▸ **WHAT TO PRODUCE**
Check each line of the material below for the string "para", then report how many lines have it, and nothing else.

EXERCISE INPUT START

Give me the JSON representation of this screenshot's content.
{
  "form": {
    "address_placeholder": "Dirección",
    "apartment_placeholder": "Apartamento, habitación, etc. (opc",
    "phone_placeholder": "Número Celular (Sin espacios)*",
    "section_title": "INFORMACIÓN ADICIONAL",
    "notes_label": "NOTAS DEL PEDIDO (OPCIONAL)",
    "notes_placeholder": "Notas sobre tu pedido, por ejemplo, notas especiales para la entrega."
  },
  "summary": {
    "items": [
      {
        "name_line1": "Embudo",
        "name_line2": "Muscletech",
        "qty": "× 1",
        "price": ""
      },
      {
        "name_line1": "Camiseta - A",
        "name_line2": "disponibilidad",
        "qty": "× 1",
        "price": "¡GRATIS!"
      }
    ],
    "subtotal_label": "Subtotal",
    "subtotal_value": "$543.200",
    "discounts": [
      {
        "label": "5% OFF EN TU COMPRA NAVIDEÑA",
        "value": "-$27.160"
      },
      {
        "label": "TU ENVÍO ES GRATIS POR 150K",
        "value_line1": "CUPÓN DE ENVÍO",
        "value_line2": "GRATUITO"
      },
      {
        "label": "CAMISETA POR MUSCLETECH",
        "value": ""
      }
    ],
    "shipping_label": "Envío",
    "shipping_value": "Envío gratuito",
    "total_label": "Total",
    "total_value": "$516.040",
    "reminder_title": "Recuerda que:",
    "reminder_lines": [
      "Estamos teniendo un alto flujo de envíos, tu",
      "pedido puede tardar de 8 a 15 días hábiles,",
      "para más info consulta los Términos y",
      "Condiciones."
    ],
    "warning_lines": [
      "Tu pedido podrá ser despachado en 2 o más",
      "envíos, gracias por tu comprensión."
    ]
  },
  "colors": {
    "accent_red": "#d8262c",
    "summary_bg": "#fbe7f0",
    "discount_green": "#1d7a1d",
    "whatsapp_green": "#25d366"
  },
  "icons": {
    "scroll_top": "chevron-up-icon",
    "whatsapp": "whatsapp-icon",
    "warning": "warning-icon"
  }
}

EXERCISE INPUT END

▸ **SOLUTION BELOW**
2